  • And Mat FASCIONE has a photograph of the Fledborough Beck on Geo-graph, taken in May, 2016.
  • Mat FASCIONE has a photograph of The Village Sign on Geo-graph, taken in May, 2016.
  • Graham HOGG also has a photograph of the village sign on Geo-graph, taken in November, 2014. My Goodness! It's the same sign!
You can see pictures of Fledborough which are provided by:




Historical Geography

You can see the administrative areas in which Fledborough has been placed at times in the past. Select one to see a link to a map of that particular area.



  • Here is an account of the village of Fledborough and its origins by John H. GILBERT.
  • The 50 arches of the Fledborough railway viaduct are often photographed.


  • See our Maps page for additional resources.

You can see maps centred on OS grid reference SK811722 (Lat/Lon: 53.240642, -0.786244), Fledborough which are provided by:


Military History

The Great War Bulletin for December 7, 1914 tells us that two men of Fledborough had been appointed as "Special Constables" to assist the police force in the event of a German invasion.
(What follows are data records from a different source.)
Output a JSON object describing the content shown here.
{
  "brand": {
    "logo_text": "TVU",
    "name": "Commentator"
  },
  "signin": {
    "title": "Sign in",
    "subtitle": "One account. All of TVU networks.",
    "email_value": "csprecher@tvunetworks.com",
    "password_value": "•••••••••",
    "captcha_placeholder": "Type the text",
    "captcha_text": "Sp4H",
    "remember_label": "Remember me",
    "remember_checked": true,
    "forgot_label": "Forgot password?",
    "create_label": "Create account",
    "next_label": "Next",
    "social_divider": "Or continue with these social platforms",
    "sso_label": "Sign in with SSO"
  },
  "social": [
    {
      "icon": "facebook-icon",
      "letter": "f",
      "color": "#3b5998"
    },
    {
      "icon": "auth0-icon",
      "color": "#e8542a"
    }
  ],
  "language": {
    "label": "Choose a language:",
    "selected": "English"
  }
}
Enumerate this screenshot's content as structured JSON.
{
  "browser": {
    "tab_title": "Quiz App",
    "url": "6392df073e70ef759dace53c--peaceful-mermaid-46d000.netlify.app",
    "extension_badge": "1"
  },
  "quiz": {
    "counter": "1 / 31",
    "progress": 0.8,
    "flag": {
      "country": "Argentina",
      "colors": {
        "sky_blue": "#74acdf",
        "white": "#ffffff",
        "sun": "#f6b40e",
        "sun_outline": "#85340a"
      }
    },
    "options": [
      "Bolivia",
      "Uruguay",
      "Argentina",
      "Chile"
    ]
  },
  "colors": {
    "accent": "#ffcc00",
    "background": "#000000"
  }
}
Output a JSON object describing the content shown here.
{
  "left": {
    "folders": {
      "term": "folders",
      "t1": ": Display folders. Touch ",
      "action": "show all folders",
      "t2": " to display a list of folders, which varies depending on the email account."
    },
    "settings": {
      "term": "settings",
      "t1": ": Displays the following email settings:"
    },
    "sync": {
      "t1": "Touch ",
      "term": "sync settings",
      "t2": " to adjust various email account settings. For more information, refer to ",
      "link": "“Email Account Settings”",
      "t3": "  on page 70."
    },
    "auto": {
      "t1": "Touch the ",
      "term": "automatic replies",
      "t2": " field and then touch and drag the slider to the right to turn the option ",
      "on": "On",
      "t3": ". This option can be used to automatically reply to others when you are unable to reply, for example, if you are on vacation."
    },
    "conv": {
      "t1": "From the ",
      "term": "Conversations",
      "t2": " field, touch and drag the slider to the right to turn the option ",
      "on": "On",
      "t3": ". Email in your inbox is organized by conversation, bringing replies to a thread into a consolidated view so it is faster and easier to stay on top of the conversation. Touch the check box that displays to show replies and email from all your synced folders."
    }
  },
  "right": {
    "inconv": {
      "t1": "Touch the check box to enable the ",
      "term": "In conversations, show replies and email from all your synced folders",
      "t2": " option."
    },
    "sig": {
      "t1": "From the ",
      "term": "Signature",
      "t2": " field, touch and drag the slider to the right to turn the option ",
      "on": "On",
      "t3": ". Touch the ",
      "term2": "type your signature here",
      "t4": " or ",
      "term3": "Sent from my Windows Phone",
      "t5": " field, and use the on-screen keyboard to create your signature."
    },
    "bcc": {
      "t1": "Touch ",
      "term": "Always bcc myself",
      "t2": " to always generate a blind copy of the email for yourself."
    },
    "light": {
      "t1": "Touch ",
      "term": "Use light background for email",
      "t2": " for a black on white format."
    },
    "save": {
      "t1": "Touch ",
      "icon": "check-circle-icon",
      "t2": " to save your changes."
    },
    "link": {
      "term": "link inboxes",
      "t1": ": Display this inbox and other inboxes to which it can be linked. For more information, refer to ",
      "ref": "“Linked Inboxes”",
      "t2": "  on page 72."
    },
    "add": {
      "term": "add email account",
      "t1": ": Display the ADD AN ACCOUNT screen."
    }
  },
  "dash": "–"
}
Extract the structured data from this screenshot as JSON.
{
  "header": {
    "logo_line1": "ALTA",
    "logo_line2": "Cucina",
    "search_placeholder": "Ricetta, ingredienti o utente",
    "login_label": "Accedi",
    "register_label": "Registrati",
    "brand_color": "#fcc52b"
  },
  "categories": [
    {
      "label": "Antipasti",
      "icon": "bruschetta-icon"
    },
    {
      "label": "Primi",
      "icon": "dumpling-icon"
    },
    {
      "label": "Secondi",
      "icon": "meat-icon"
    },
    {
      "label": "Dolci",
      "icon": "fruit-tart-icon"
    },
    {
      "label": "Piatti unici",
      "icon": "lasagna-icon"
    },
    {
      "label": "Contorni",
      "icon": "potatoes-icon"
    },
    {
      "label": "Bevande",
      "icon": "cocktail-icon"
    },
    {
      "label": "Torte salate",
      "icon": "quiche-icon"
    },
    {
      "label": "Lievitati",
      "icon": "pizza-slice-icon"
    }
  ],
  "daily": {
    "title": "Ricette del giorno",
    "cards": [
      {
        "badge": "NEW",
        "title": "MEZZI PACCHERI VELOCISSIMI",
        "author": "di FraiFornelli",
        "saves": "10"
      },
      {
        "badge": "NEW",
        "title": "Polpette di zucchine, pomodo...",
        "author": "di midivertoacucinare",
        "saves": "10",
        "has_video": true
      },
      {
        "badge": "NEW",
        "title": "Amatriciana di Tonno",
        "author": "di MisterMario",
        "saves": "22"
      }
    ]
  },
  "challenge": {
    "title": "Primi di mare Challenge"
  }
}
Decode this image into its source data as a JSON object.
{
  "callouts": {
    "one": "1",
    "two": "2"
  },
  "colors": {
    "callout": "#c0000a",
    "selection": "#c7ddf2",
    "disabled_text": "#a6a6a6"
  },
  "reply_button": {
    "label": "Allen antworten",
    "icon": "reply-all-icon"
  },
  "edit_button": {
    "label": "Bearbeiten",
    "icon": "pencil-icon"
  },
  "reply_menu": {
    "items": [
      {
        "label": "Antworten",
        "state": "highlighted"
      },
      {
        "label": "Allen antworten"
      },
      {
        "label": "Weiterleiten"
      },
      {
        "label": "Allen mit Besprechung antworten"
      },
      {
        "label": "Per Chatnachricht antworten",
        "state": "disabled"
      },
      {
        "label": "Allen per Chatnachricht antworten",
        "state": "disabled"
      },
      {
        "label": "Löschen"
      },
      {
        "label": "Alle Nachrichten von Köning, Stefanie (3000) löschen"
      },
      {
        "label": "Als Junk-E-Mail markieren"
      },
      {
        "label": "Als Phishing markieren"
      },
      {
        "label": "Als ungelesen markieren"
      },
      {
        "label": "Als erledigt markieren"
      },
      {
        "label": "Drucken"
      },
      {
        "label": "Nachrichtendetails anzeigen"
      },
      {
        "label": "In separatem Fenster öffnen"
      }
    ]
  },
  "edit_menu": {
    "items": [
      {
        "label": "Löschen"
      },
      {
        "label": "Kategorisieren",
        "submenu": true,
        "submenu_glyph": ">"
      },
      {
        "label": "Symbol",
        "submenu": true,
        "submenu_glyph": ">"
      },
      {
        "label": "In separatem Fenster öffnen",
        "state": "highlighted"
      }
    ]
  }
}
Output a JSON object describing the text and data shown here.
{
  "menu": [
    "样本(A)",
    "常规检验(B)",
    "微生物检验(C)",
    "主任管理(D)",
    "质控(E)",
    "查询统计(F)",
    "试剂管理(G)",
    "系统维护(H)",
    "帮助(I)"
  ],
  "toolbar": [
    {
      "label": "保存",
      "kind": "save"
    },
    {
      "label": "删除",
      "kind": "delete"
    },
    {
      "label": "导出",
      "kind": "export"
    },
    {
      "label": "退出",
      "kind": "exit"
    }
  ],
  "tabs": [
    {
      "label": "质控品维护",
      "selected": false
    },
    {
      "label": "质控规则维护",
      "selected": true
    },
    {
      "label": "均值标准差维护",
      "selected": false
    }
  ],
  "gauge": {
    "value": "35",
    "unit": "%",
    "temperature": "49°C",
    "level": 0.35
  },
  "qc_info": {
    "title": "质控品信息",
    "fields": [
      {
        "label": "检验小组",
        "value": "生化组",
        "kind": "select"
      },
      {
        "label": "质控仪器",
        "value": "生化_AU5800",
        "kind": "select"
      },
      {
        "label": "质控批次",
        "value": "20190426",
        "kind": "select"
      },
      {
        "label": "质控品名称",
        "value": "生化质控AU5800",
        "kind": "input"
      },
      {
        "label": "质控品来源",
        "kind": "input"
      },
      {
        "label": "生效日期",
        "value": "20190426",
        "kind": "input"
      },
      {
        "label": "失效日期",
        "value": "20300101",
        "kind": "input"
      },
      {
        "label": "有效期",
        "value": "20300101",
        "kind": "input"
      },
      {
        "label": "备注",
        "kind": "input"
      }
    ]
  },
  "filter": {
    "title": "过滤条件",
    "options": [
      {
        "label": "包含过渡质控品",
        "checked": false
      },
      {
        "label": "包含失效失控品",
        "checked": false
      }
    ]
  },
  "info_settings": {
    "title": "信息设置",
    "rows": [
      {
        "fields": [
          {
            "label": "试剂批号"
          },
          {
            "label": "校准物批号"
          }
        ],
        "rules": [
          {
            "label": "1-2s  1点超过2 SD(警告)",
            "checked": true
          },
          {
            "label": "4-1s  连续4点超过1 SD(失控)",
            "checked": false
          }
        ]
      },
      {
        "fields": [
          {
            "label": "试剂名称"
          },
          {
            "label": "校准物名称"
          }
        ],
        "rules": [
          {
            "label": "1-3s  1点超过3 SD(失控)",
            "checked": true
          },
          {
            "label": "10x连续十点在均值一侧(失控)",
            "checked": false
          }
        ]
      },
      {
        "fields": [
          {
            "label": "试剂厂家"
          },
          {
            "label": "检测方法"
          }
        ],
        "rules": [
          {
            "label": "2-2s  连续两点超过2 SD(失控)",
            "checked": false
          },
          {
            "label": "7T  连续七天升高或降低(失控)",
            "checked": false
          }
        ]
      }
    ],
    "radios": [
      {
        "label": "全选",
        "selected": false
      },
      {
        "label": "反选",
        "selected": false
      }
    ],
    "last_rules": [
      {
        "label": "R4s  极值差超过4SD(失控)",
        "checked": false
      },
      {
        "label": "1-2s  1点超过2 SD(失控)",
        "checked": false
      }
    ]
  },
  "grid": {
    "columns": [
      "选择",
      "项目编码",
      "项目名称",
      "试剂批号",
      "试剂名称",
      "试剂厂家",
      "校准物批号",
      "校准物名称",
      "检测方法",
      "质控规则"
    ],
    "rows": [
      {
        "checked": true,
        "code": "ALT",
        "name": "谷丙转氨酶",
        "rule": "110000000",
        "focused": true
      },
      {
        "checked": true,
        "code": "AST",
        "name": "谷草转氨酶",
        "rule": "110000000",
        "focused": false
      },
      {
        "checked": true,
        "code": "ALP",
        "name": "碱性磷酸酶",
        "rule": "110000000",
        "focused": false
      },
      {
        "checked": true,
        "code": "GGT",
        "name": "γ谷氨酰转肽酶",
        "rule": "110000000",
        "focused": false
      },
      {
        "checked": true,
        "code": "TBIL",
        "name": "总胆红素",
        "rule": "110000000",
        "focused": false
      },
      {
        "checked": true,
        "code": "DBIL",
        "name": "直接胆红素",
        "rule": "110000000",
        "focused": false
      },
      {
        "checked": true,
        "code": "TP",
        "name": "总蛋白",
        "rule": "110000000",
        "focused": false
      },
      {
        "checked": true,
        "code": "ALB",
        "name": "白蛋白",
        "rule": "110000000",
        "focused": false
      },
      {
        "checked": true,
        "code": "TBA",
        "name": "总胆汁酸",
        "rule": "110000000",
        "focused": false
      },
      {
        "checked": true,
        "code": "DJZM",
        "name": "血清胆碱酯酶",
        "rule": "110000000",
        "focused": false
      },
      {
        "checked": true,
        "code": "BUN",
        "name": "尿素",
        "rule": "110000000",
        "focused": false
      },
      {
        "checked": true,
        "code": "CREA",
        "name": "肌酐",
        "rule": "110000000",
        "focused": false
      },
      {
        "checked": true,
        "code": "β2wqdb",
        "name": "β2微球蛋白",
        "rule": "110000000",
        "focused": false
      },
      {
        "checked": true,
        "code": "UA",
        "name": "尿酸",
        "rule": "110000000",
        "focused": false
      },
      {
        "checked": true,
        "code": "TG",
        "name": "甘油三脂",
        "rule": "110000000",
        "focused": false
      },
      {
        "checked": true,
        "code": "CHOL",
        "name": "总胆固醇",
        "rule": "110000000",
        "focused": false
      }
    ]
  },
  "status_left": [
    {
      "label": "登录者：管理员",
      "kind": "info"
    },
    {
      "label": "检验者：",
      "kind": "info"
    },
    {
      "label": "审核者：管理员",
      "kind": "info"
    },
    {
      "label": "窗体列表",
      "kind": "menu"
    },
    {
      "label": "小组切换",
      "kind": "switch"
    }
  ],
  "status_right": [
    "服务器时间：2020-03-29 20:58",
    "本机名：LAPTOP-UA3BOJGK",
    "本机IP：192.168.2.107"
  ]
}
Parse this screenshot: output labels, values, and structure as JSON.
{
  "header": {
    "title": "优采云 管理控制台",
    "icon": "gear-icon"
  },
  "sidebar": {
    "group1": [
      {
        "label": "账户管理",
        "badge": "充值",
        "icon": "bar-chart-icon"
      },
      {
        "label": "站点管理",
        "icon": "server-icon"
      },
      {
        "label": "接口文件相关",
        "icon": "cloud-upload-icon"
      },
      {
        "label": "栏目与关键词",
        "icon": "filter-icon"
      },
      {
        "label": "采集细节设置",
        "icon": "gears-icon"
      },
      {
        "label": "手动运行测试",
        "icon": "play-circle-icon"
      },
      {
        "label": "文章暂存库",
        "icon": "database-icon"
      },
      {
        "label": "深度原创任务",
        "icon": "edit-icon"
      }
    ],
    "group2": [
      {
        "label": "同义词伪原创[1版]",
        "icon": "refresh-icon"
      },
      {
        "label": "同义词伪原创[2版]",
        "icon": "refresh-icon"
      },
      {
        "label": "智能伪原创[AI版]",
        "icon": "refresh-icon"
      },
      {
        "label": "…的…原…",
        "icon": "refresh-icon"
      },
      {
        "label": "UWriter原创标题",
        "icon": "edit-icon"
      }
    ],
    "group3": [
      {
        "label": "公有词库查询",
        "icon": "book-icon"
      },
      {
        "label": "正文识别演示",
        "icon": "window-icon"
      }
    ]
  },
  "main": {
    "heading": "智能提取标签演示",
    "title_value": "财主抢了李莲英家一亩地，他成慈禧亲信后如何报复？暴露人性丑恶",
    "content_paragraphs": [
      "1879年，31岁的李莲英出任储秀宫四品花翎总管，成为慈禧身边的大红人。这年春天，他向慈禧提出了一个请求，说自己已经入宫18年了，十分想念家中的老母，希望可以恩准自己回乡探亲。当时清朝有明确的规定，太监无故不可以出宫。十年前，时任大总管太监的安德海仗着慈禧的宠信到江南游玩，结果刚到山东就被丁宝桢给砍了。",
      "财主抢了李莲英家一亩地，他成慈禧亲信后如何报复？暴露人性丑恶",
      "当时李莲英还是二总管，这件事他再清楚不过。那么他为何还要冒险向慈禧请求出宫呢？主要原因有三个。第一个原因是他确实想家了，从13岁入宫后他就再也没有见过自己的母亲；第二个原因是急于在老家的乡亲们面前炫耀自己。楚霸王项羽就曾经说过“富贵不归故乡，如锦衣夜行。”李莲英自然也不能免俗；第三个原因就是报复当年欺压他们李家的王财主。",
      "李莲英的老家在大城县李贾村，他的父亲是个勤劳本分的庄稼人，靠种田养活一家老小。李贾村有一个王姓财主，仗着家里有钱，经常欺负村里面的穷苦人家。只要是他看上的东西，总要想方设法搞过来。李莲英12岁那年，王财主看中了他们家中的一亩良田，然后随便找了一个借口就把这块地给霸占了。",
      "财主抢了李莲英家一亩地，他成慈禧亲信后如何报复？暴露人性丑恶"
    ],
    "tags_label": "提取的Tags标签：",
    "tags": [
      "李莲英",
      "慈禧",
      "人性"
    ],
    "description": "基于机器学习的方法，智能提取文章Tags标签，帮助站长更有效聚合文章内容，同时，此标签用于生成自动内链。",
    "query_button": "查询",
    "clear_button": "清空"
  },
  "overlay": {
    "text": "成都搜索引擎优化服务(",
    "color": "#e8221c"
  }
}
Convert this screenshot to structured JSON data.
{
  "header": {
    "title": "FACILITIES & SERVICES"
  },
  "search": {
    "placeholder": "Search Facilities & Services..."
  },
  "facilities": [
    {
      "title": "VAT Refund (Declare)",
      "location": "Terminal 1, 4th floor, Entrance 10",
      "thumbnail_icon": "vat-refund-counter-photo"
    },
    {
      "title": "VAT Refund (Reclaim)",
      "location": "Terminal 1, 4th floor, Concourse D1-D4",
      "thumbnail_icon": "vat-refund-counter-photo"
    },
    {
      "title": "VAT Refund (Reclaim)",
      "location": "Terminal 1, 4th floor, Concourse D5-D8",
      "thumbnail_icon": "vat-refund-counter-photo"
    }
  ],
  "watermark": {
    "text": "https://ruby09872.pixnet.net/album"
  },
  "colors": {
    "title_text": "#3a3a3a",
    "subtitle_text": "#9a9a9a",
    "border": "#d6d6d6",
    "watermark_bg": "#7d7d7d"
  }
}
They were both farmers, Henry Herbert HOWARD and Charles TINLEY.  Charles TINLEY would enlist in 1915 and serve in the 3rd battalion, Oxfordshire & Buckinghamshire Light Infantry.


Politics & Government

  • This place was an ancient parish in Nottingham county and became a modern Civil Parish when those were established.
  • The parish was in the North Clay division of the ancient Thurgaton Wapentake (Hundred) in the southern division of the county.
  • This parish is part of a joint Parish Council of Dunham on Trent with Ragnall Fledborough and Darlton.
  • District governance is provided by the Bassetlaw District Council.

Poor Houses, Poor Law

  • Bastardy cases would be heard in the Newark petty session hearings.
  • After the Poor Law Amendment Act reforms of 1834, this parish became a part of the East Retford Poor Law Union.


 Year Population
1801 71
1811 82
1841 112
1851 130
1871 123
1881 106
1901 91
1991 70


  • In 1881, the children of this parish attended school in Dunham.
  • A National School for both sexes was built near the end of the church in 1845 to hold 200 children.